=== Material to process ===
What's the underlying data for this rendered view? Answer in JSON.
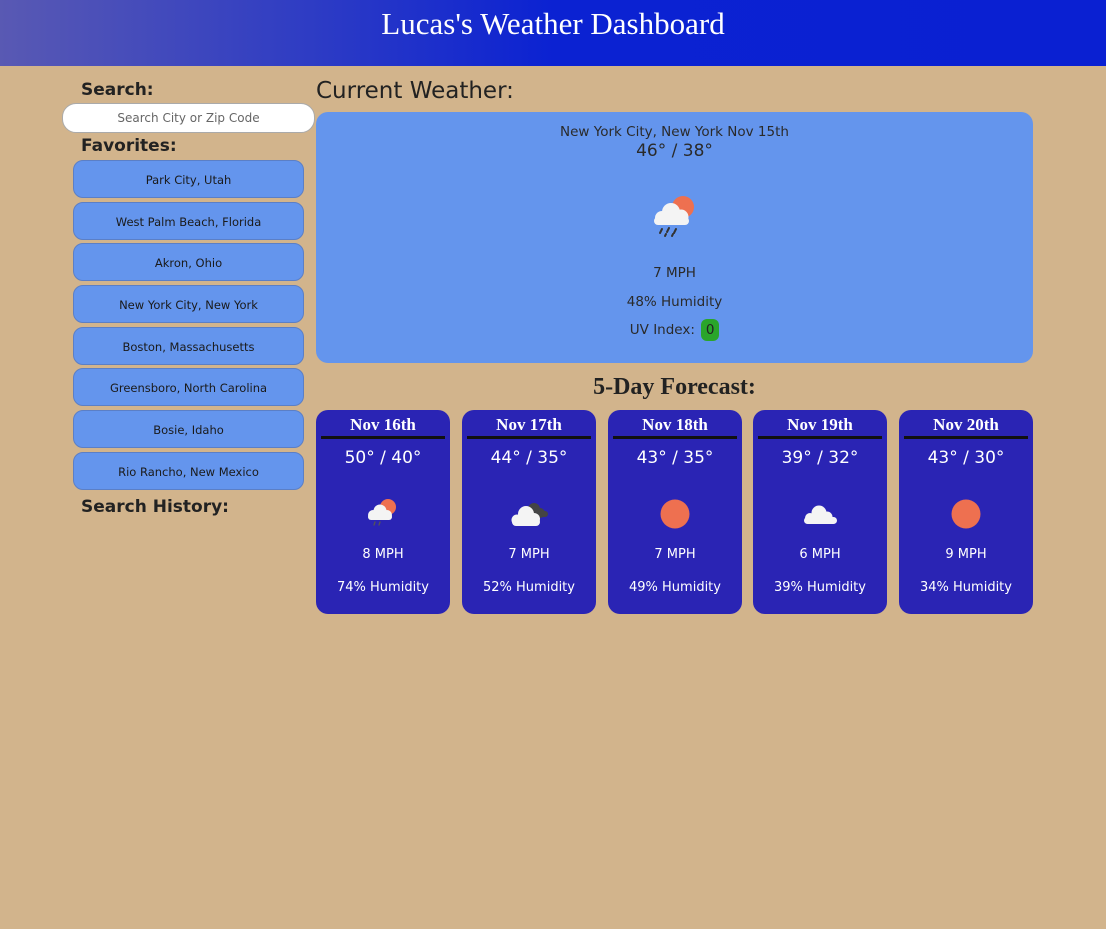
{
  "header": {
    "title": "Lucas's Weather Dashboard"
  },
  "sidebar": {
    "search_label": "Search:",
    "search_placeholder": "Search City or Zip Code",
    "search_value": "",
    "favorites_label": "Favorites:",
    "favorites": [
      "Park City, Utah",
      "West Palm Beach, Florida",
      "Akron, Ohio",
      "New York City, New York",
      "Boston, Massachusetts",
      "Greensboro, North Carolina",
      "Bosie, Idaho",
      "Rio Rancho, New Mexico"
    ],
    "history_label": "Search History:"
  },
  "current": {
    "section_title": "Current Weather:",
    "location_date": "New York City, New York Nov 15th",
    "temps": "46° / 38°",
    "icon": "cloud-sun-rain-icon",
    "wind": "7 MPH",
    "humidity": "48% Humidity",
    "uv_label": "UV Index:",
    "uv_value": "0"
  },
  "forecast": {
    "title": "5-Day Forecast:",
    "days": [
      {
        "date": "Nov 16th",
        "temps": "50° / 40°",
        "icon": "cloud-sun-rain-icon",
        "wind": "8 MPH",
        "humidity": "74% Humidity"
      },
      {
        "date": "Nov 17th",
        "temps": "44° / 35°",
        "icon": "cloud-night-icon",
        "wind": "7 MPH",
        "humidity": "52% Humidity"
      },
      {
        "date": "Nov 18th",
        "temps": "43° / 35°",
        "icon": "sun-icon",
        "wind": "7 MPH",
        "humidity": "49% Humidity"
      },
      {
        "date": "Nov 19th",
        "temps": "39° / 32°",
        "icon": "cloud-icon",
        "wind": "6 MPH",
        "humidity": "39% Humidity"
      },
      {
        "date": "Nov 20th",
        "temps": "43° / 30°",
        "icon": "sun-icon",
        "wind": "9 MPH",
        "humidity": "34% Humidity"
      }
    ]
  },
  "colors": {
    "background": "#d2b48c",
    "header_blue": "#0a20d2",
    "card_blue": "#6495ed",
    "forecast_card": "#2a24b4",
    "sun": "#ee7050",
    "uv_green": "#2aa52a"
  }
}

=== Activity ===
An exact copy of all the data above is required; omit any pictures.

=== Result for this exercise ===
What's the underlying data for this rendered view? Answer in JSON.
{
  "header": {
    "title": "Lucas's Weather Dashboard"
  },
  "sidebar": {
    "search_label": "Search:",
    "search_placeholder": "Search City or Zip Code",
    "search_value": "",
    "favorites_label": "Favorites:",
    "favorites": [
      "Park City, Utah",
      "West Palm Beach, Florida",
      "Akron, Ohio",
      "New York City, New York",
      "Boston, Massachusetts",
      "Greensboro, North Carolina",
      "Bosie, Idaho",
      "Rio Rancho, New Mexico"
    ],
    "history_label": "Search History:"
  },
  "current": {
    "section_title": "Current Weather:",
    "location_date": "New York City, New York Nov 15th",
    "temps": "46° / 38°",
    "icon": "cloud-sun-rain-icon",
    "wind": "7 MPH",
    "humidity": "48% Humidity",
    "uv_label": "UV Index:",
    "uv_value": "0"
  },
  "forecast": {
    "title": "5-Day Forecast:",
    "days": [
      {
        "date": "Nov 16th",
        "temps": "50° / 40°",
        "icon": "cloud-sun-rain-icon",
        "wind": "8 MPH",
        "humidity": "74% Humidity"
      },
      {
        "date": "Nov 17th",
        "temps": "44° / 35°",
        "icon": "cloud-night-icon",
        "wind": "7 MPH",
        "humidity": "52% Humidity"
      },
      {
        "date": "Nov 18th",
        "temps": "43° / 35°",
        "icon": "sun-icon",
        "wind": "7 MPH",
        "humidity": "49% Humidity"
      },
      {
        "date": "Nov 19th",
        "temps": "39° / 32°",
        "icon": "cloud-icon",
        "wind": "6 MPH",
        "humidity": "39% Humidity"
      },
      {
        "date": "Nov 20th",
        "temps": "43° / 30°",
        "icon": "sun-icon",
        "wind": "9 MPH",
        "humidity": "34% Humidity"
      }
    ]
  },
  "colors": {
    "background": "#d2b48c",
    "header_blue": "#0a20d2",
    "card_blue": "#6495ed",
    "forecast_card": "#2a24b4",
    "sun": "#ee7050",
    "uv_green": "#2aa52a"
  }
}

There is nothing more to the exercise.